— Task objective —
Look through the records below and copy each line that includes the word "icon".

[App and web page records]
=== Begin Enclosure ===

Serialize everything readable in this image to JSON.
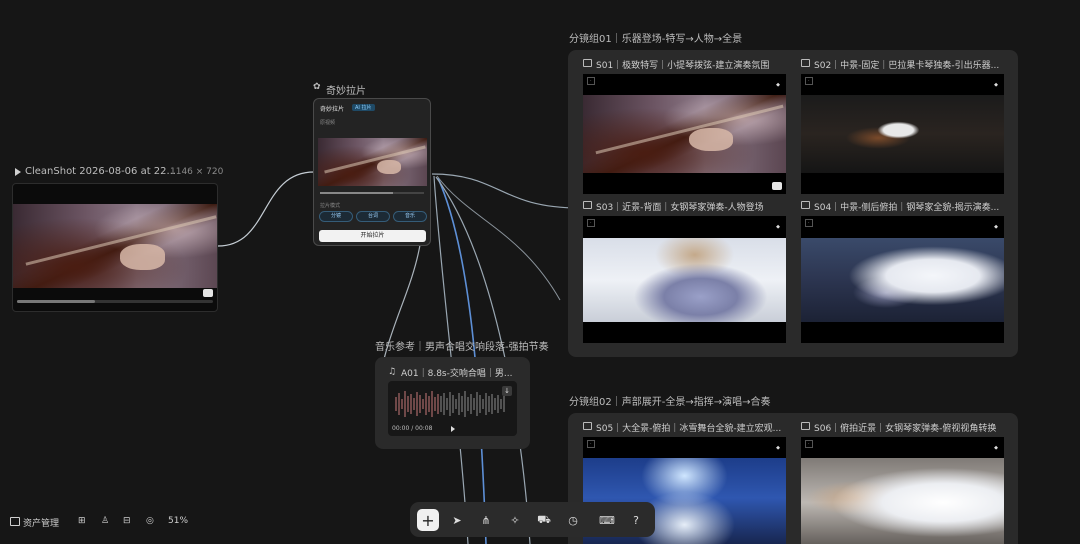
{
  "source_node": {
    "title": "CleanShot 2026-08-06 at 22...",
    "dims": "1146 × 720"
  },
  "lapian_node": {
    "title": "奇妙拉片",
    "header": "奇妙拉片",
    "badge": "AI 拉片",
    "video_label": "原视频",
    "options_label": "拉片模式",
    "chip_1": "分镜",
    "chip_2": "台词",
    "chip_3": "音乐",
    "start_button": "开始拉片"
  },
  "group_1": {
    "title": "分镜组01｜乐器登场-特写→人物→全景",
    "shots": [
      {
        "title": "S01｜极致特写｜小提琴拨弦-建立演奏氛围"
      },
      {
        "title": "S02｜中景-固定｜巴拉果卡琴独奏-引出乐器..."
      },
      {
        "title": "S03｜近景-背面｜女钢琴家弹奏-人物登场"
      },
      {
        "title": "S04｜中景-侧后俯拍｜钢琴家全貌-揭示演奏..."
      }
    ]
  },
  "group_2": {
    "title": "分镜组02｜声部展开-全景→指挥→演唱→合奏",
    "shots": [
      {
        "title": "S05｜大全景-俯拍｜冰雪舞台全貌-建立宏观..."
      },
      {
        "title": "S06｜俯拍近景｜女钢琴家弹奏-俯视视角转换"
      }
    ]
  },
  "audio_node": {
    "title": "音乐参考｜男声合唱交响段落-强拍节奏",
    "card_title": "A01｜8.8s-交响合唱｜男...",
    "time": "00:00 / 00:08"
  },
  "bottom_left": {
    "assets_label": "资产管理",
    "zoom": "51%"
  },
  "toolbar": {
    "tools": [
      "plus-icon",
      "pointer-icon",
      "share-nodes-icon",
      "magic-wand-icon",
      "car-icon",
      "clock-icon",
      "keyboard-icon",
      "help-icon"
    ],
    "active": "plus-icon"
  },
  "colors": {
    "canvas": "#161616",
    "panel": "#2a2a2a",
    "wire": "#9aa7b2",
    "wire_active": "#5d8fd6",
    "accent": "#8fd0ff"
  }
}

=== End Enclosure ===
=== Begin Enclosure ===

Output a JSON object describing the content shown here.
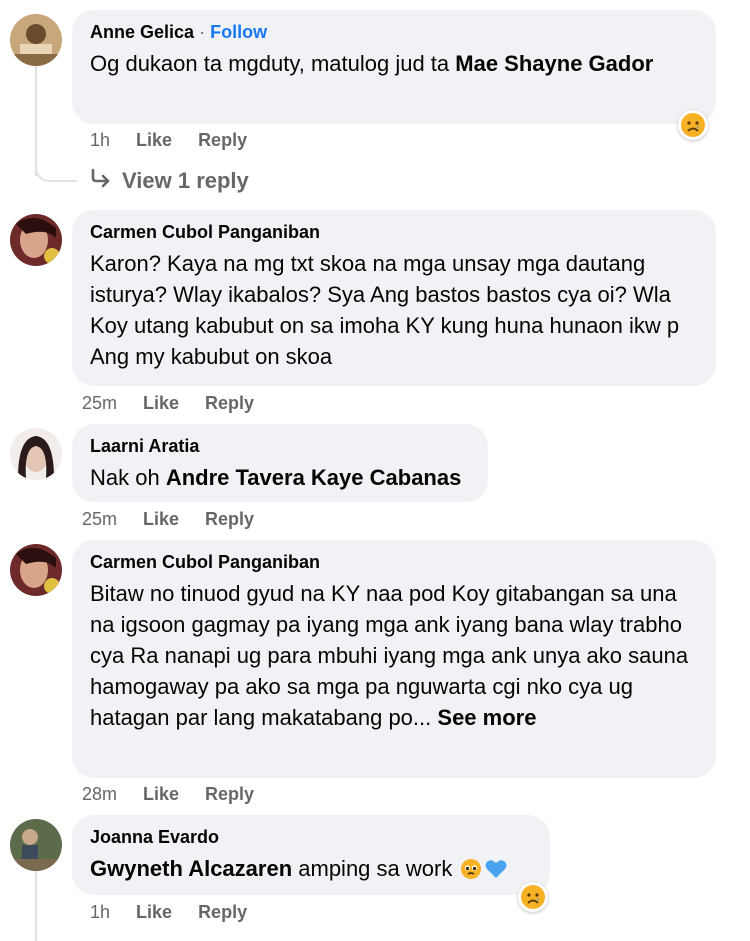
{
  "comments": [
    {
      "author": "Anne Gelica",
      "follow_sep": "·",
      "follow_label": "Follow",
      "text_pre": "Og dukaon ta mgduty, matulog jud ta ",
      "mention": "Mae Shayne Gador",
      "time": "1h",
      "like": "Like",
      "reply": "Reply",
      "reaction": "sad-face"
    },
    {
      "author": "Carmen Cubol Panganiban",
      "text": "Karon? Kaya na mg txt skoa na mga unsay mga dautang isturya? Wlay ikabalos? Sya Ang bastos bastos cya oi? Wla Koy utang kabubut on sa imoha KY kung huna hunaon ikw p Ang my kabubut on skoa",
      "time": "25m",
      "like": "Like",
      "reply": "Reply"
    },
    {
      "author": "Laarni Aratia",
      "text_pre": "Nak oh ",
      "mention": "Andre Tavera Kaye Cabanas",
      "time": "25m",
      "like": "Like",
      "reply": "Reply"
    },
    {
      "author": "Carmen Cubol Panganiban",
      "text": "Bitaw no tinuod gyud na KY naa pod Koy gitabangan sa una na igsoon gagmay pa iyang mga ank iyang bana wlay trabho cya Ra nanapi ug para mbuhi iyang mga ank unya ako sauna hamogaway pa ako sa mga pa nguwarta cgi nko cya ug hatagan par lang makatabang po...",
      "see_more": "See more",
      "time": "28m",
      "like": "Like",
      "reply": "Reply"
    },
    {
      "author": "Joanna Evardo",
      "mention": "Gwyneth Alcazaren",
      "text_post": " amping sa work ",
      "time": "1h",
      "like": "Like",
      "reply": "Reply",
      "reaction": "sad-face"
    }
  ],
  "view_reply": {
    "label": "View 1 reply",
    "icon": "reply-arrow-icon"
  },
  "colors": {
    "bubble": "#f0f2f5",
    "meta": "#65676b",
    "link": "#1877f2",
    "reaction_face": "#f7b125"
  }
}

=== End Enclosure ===

— Answer to the problem —
      "plus-icon",
      "pointer-icon",
      "share-nodes-icon",
      "magic-wand-icon",
      "car-icon",
      "clock-icon",
      "keyboard-icon",
      "help-icon"
    "active": "plus-icon"
    "icon": "reply-arrow-icon"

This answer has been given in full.